#### [About this task]
From the entries below, gather each line containing the word "icon".

#### [Data for review]
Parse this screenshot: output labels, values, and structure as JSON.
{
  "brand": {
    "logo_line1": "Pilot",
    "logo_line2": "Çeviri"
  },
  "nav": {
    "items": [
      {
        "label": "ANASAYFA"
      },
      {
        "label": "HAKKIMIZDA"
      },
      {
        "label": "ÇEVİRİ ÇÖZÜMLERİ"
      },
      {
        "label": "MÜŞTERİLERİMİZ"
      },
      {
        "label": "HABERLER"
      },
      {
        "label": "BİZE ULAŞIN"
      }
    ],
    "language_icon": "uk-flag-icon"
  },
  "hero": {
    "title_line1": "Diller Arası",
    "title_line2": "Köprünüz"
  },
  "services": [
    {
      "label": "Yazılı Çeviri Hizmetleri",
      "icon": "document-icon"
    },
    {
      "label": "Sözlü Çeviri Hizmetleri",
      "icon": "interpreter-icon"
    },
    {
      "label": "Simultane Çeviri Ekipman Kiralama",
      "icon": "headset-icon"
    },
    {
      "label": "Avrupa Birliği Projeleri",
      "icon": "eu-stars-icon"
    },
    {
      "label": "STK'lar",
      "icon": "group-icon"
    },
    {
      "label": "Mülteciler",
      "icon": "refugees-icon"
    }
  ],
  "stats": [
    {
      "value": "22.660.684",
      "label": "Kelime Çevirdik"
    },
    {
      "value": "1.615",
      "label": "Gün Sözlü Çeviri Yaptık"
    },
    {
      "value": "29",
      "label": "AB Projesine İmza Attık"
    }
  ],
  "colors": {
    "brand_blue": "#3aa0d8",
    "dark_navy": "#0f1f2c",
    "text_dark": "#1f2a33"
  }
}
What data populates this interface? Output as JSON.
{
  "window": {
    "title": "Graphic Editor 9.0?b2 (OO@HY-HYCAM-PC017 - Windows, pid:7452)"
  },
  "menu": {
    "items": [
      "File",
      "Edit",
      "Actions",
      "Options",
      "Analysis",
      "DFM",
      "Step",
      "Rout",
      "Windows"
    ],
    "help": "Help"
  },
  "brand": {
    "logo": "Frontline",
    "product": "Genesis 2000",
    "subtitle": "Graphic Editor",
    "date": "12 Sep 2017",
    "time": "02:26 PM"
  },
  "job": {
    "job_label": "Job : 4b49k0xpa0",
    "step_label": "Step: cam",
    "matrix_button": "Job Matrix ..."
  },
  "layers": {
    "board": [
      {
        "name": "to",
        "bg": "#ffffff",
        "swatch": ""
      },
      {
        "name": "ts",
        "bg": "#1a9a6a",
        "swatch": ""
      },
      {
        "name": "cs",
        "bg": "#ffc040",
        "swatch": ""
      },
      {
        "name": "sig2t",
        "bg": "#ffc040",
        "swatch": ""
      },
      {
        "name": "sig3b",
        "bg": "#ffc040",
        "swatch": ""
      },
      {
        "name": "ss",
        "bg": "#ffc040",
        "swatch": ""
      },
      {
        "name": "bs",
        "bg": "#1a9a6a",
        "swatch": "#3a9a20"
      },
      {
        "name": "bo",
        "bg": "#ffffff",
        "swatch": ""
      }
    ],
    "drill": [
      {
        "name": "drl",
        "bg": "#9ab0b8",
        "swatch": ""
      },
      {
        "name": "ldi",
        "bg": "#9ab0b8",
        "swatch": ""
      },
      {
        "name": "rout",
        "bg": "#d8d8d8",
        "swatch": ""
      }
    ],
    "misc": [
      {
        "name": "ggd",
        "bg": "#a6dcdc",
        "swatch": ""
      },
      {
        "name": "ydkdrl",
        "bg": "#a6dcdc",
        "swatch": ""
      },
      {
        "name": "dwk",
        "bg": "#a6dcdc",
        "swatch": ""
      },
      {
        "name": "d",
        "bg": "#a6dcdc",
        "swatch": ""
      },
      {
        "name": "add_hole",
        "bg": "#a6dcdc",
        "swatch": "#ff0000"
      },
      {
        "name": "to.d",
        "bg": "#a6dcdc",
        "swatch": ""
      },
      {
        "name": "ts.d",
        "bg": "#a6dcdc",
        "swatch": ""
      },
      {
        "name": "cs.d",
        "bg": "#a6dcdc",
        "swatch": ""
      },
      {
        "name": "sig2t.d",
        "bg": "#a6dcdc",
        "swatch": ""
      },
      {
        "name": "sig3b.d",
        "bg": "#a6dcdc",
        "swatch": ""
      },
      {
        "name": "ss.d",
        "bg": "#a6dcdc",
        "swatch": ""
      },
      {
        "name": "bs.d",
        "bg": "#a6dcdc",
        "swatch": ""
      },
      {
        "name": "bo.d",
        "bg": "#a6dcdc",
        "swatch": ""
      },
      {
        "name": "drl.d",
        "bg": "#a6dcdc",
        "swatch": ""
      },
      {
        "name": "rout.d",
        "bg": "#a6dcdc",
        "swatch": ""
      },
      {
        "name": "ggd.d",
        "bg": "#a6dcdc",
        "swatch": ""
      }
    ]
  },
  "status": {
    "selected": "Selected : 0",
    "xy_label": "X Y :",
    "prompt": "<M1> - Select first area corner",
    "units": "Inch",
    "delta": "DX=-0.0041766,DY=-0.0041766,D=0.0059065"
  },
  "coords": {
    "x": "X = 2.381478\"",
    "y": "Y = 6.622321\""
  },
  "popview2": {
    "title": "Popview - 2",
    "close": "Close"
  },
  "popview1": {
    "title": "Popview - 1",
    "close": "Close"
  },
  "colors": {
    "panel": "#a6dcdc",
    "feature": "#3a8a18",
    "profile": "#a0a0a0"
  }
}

#### [Task answer]
    "language_icon": "uk-flag-icon"
      "icon": "document-icon"
      "icon": "interpreter-icon"
      "icon": "headset-icon"
      "icon": "eu-stars-icon"
      "icon": "group-icon"
      "icon": "refugees-icon"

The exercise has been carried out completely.